*What you are asked to do*
Calculate how many lines of the data hold "JSON". The answer consists of that number only.

App and web page records:

+--

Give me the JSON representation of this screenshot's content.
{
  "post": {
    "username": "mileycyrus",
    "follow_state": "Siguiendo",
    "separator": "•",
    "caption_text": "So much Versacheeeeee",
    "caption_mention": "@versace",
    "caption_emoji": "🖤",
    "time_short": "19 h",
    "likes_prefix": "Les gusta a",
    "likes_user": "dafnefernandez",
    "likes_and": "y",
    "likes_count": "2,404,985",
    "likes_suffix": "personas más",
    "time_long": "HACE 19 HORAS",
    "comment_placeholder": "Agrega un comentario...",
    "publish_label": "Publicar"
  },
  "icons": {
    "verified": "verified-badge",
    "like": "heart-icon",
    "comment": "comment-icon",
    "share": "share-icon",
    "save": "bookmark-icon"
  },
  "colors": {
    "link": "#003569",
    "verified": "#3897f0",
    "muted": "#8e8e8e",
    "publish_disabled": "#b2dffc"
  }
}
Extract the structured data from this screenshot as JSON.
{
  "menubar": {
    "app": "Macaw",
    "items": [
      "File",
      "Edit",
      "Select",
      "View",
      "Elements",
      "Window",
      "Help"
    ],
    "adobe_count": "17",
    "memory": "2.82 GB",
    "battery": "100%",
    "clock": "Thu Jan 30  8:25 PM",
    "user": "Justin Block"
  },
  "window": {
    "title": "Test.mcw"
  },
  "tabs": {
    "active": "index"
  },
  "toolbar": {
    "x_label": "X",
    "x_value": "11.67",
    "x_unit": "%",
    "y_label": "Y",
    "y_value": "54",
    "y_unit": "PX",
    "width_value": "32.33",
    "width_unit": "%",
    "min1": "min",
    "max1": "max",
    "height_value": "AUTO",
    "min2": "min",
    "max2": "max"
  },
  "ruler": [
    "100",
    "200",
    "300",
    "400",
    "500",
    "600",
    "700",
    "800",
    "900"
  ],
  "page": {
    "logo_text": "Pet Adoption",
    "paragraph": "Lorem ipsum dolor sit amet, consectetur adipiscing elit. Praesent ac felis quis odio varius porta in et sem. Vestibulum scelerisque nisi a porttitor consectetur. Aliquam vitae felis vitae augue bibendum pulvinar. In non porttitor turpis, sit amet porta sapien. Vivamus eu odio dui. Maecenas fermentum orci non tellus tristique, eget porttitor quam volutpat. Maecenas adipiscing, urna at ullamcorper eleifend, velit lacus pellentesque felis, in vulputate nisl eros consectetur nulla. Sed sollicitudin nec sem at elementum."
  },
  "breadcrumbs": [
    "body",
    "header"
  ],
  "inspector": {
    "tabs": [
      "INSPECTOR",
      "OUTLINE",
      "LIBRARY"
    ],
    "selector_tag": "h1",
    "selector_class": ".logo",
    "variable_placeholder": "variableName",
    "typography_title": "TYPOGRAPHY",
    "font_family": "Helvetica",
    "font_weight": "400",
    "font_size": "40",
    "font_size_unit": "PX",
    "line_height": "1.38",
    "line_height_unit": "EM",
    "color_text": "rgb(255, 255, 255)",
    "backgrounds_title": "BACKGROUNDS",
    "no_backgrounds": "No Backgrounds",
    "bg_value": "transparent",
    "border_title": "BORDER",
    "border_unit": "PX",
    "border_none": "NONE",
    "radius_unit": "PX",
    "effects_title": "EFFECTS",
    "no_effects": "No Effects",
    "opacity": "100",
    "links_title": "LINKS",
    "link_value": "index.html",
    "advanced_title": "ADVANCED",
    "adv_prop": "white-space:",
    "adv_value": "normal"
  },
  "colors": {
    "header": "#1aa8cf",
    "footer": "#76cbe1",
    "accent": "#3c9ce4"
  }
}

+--

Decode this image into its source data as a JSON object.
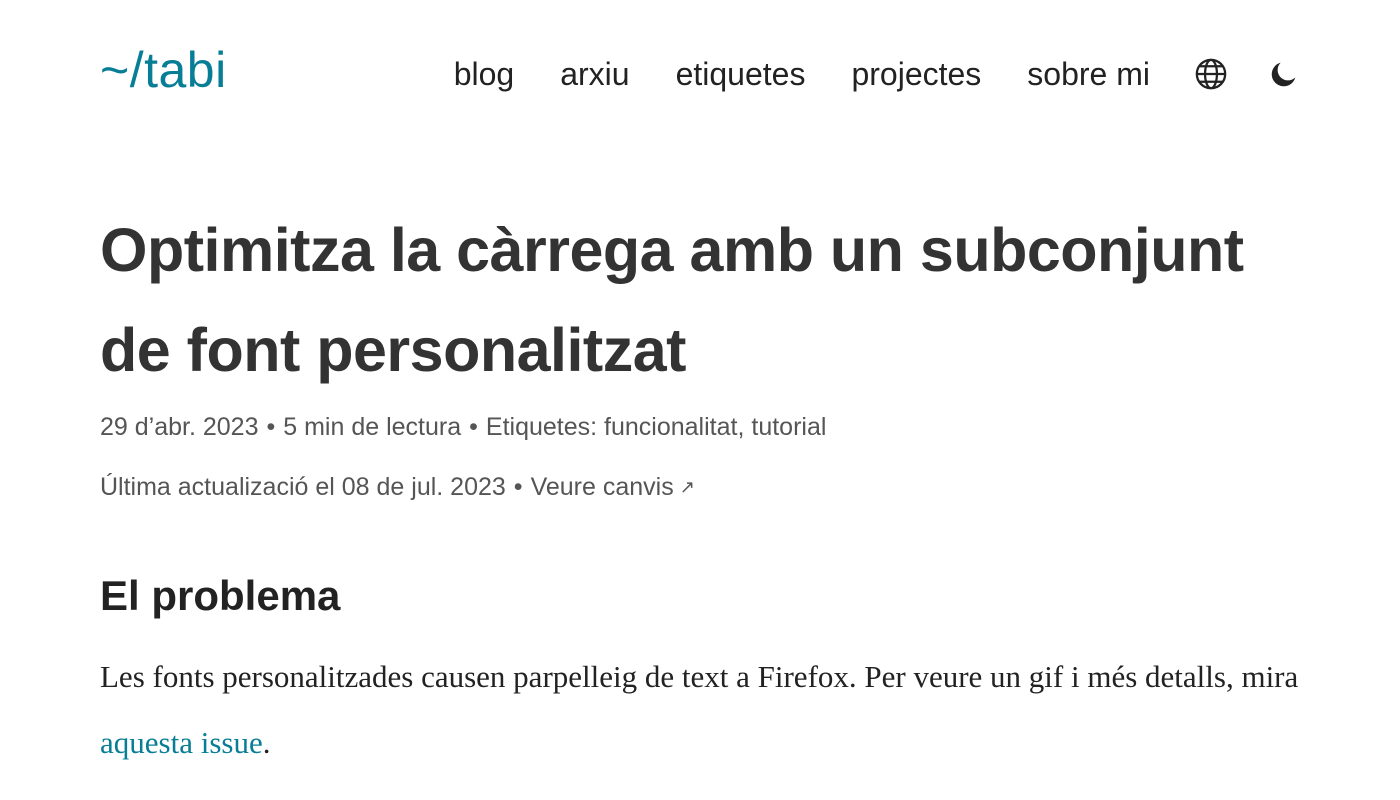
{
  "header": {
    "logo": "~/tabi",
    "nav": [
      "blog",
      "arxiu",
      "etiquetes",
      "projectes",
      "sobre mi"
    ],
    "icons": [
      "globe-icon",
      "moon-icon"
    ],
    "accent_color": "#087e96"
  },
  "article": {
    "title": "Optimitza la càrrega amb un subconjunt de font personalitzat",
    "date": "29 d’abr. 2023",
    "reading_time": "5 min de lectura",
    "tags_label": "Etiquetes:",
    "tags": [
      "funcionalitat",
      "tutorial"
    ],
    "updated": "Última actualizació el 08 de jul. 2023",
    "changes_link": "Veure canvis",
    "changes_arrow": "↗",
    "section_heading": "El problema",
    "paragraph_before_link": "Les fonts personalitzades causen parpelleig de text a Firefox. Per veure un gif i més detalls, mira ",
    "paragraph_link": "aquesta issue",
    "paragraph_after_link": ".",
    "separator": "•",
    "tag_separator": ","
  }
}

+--

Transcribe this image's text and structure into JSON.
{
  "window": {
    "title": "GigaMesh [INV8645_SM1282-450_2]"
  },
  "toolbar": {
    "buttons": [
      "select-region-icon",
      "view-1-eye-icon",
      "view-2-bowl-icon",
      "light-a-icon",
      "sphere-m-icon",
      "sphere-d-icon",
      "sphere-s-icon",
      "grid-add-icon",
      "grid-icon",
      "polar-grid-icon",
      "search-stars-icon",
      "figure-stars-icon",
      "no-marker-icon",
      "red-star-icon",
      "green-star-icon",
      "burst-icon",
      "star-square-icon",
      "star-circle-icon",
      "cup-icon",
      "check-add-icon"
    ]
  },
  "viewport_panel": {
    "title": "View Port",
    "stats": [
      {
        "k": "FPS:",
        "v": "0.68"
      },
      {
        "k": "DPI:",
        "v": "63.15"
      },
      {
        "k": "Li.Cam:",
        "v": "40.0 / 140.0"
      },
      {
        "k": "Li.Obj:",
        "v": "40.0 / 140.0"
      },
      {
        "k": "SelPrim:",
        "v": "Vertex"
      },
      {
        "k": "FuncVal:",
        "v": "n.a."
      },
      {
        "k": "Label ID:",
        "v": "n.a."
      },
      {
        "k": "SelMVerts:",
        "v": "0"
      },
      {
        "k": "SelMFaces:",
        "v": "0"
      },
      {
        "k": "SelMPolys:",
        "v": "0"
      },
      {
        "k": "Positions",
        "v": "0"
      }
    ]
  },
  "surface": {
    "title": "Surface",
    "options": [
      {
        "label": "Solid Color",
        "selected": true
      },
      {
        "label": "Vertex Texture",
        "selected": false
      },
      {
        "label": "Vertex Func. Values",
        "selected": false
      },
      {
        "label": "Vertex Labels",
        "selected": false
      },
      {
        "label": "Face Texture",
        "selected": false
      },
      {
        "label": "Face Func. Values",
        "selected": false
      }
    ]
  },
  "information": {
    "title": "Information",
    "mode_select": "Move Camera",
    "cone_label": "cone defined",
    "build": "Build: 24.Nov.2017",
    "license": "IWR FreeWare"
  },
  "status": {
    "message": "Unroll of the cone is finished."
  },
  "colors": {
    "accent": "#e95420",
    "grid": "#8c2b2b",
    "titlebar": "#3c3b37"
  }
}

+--

*Written reply*
4